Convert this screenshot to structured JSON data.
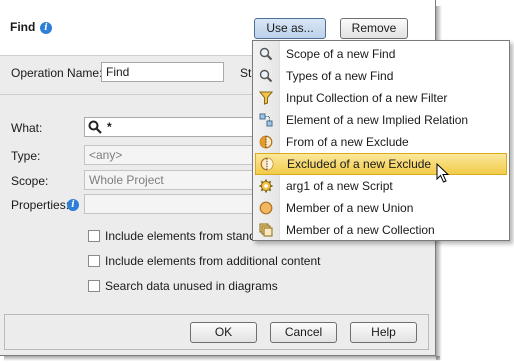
{
  "dialog": {
    "title": "Find",
    "buttons": {
      "use_as": "Use as...",
      "remove": "Remove"
    },
    "fields": {
      "operation_name": {
        "label": "Operation Name:",
        "value": "Find"
      },
      "st_label": "St",
      "what": {
        "label": "What:",
        "value": "*"
      },
      "type": {
        "label": "Type:",
        "value": "<any>"
      },
      "scope": {
        "label": "Scope:",
        "value": "Whole Project"
      },
      "properties": {
        "label": "Properties:",
        "value": ""
      }
    },
    "checkboxes": [
      {
        "label": "Include elements from standard",
        "checked": false
      },
      {
        "label": "Include elements from additional content",
        "checked": false
      },
      {
        "label": "Search data unused in diagrams",
        "checked": false
      }
    ],
    "footer": {
      "ok": "OK",
      "cancel": "Cancel",
      "help": "Help"
    }
  },
  "menu": {
    "items": [
      {
        "label": "Scope of a new Find",
        "icon": "magnifier-icon"
      },
      {
        "label": "Types of a new Find",
        "icon": "magnifier-icon"
      },
      {
        "label": "Input Collection of a new Filter",
        "icon": "filter-icon"
      },
      {
        "label": "Element of a new Implied Relation",
        "icon": "relation-icon"
      },
      {
        "label": "From of a new Exclude",
        "icon": "exclude-icon"
      },
      {
        "label": "Excluded of a new Exclude",
        "icon": "exclude-icon",
        "selected": true
      },
      {
        "label": "arg1 of a new Script",
        "icon": "gear-icon"
      },
      {
        "label": "Member of a new Union",
        "icon": "union-icon"
      },
      {
        "label": "Member of a new Collection",
        "icon": "collection-icon"
      }
    ]
  },
  "colors": {
    "info_blue": "#2f7ed8",
    "highlight": "#f2cb4a",
    "accent_orange": "#e59a2b"
  }
}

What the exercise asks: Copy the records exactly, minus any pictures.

Reply:
Convert this screenshot to structured JSON data.
{
  "dialog": {
    "title": "Find",
    "buttons": {
      "use_as": "Use as...",
      "remove": "Remove"
    },
    "fields": {
      "operation_name": {
        "label": "Operation Name:",
        "value": "Find"
      },
      "st_label": "St",
      "what": {
        "label": "What:",
        "value": "*"
      },
      "type": {
        "label": "Type:",
        "value": "<any>"
      },
      "scope": {
        "label": "Scope:",
        "value": "Whole Project"
      },
      "properties": {
        "label": "Properties:",
        "value": ""
      }
    },
    "checkboxes": [
      {
        "label": "Include elements from standard",
        "checked": false
      },
      {
        "label": "Include elements from additional content",
        "checked": false
      },
      {
        "label": "Search data unused in diagrams",
        "checked": false
      }
    ],
    "footer": {
      "ok": "OK",
      "cancel": "Cancel",
      "help": "Help"
    }
  },
  "menu": {
    "items": [
      {
        "label": "Scope of a new Find",
        "icon": "magnifier-icon"
      },
      {
        "label": "Types of a new Find",
        "icon": "magnifier-icon"
      },
      {
        "label": "Input Collection of a new Filter",
        "icon": "filter-icon"
      },
      {
        "label": "Element of a new Implied Relation",
        "icon": "relation-icon"
      },
      {
        "label": "From of a new Exclude",
        "icon": "exclude-icon"
      },
      {
        "label": "Excluded of a new Exclude",
        "icon": "exclude-icon",
        "selected": true
      },
      {
        "label": "arg1 of a new Script",
        "icon": "gear-icon"
      },
      {
        "label": "Member of a new Union",
        "icon": "union-icon"
      },
      {
        "label": "Member of a new Collection",
        "icon": "collection-icon"
      }
    ]
  },
  "colors": {
    "info_blue": "#2f7ed8",
    "highlight": "#f2cb4a",
    "accent_orange": "#e59a2b"
  }
}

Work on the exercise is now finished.